It can be seen that before the exerciser mounts the treadmill, he can at will slide the platform support 21 backward or forward to apportion his weight between the non-resilient pivotal connection 24, 25, 26 at the rear of the platform rails 23, and the resilient platform support 21. Obviously the exerciser, while exercising, can control, to some degree, the shock-absorption by simply positioning himself somewhat ahead or somewhat back in relation to the platform support 21.

In addition to the shock-absorbing action of the platform support 21, the platform 22 itself flexes longitudinally and is strengthened by rails 23 which may be, for instance, oak boards on edge, 3/4".times.2".times.53". The sliding of the platform support 21 either forward or backward obviously decreases or increases the flexibility of the platform 22.

The shock-absorbing features of the current invention are simple and may be easily adapted to fit most treadmills. The invention is unique in its simplicity. It dramatically protects the body of the exerciser from shock associated with running on a hard surface. A run on a treadmill equipped with this apparatus is a totally new and wonderful running experience.

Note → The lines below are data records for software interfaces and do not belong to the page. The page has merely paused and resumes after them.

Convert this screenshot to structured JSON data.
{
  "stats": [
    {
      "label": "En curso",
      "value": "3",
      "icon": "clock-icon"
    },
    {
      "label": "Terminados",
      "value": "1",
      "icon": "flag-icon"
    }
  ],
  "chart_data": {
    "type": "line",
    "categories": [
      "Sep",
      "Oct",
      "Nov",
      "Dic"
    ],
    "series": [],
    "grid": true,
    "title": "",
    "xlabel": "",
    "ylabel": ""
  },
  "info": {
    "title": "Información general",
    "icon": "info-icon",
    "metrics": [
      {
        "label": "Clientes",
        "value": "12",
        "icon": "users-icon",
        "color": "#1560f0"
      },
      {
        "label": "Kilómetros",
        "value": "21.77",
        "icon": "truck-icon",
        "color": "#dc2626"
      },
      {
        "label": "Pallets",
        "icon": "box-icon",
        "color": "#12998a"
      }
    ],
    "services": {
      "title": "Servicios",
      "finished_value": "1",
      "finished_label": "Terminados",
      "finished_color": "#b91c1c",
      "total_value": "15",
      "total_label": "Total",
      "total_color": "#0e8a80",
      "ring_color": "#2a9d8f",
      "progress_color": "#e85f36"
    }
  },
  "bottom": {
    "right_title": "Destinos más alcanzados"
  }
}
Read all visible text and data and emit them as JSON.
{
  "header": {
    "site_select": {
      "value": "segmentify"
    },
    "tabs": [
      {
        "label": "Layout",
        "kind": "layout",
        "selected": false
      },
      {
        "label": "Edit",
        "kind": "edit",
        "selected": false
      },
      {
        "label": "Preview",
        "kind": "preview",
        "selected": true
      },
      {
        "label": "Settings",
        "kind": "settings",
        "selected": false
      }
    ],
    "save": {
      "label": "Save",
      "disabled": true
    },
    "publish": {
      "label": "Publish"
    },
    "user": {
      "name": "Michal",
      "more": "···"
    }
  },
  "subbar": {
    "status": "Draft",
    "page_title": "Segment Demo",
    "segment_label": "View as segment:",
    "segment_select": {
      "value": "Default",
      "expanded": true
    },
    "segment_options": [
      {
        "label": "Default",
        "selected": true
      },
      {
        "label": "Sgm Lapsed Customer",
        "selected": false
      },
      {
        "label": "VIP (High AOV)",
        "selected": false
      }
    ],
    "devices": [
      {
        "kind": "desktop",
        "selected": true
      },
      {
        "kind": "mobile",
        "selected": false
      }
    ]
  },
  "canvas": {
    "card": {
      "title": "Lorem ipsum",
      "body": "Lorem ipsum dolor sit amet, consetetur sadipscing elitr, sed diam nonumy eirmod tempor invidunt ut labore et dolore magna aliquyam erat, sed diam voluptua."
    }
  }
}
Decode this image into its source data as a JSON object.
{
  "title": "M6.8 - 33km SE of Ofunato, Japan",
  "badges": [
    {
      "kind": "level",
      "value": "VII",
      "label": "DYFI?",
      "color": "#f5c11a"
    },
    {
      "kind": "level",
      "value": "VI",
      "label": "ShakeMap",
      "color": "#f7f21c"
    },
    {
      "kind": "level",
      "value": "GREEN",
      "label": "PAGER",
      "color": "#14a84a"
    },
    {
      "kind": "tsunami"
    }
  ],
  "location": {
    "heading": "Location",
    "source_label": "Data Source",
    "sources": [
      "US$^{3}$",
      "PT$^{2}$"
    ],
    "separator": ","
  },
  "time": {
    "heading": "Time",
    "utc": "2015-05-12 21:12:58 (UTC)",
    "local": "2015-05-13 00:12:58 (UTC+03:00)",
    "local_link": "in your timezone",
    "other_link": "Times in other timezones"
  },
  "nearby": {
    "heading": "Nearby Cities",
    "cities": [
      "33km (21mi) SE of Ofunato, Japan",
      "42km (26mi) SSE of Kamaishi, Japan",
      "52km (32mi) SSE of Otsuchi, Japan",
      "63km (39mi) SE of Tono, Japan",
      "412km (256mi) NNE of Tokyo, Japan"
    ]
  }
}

It will be apparent that various modifications can be made in the particular shock-absorbing apparatus described in detail above, and shown within the drawings, within the scope of the invention. For example, the size, shape, and materials of the components can be changed to meet specific requirements. Also, the arrangement of the components can be modified to adapt to different model treadmills in order to achieve the shock-absorbing objectives of the invention. Therefore, the scope of the invention is to be limited only by the following claims.


1. An exercise treadmill which comprises:

a longitudinal main frame;
an endless tread-belt mounted on said frame and having an upwardly exposed operative section;
a belt support platform having front and rear ends, said platform underlying said operative section of said belt and being connected proximate its rear end to said frame; and
shock-absorbing platform support means on said frame upon which said platform rests at a location forward of said connection, said support means being movable fore and aft on said frame for adjustment purposes so as to act as a shock-absorbing fulcrum for the platform so as to protect the body of the exerciser from the shock usually associated with running or walking on a hard surface.

2. An exercise treadmill as defined in claim 1, wherein said connection is a hinged connection.

3. An exercise treadmill as defined in either of claims 1 or 2, wherein said platform is longitudinally flexible.

Referenced Cited
U.S. Patent Documents
2239076 April 1941 Biedess
2251766 August 1941 Stark
2812180 November 1957 Cymbal
2996295 August 1961 Smith
3319767 May 1967 Breternitz et al.
3501140 March 1970 Eichorn
3590980 July 1971 Bengtsson
3814420 June 1974 Encke
3870297 March 1975 Elder
Foreign Patent Documents
1271191 July 1961 FRX
546523 March 1977 SUX
Patent History
Patent number: 4350336
Type: Grant
Filed: Oct 14, 1980
Date of Patent: Sep 21, 1982
Inventor: Norris E. Hanford (Fort Benton, MT)
Primary Examiner: Richard C. Pinkham
Assistant Examiner: Arnold W. Kramer
Application Number: 6/196,458
Current U.S. Class: 272/69; Means Slidably Supporting Belt (198/841)
International Classification: A63B 2306;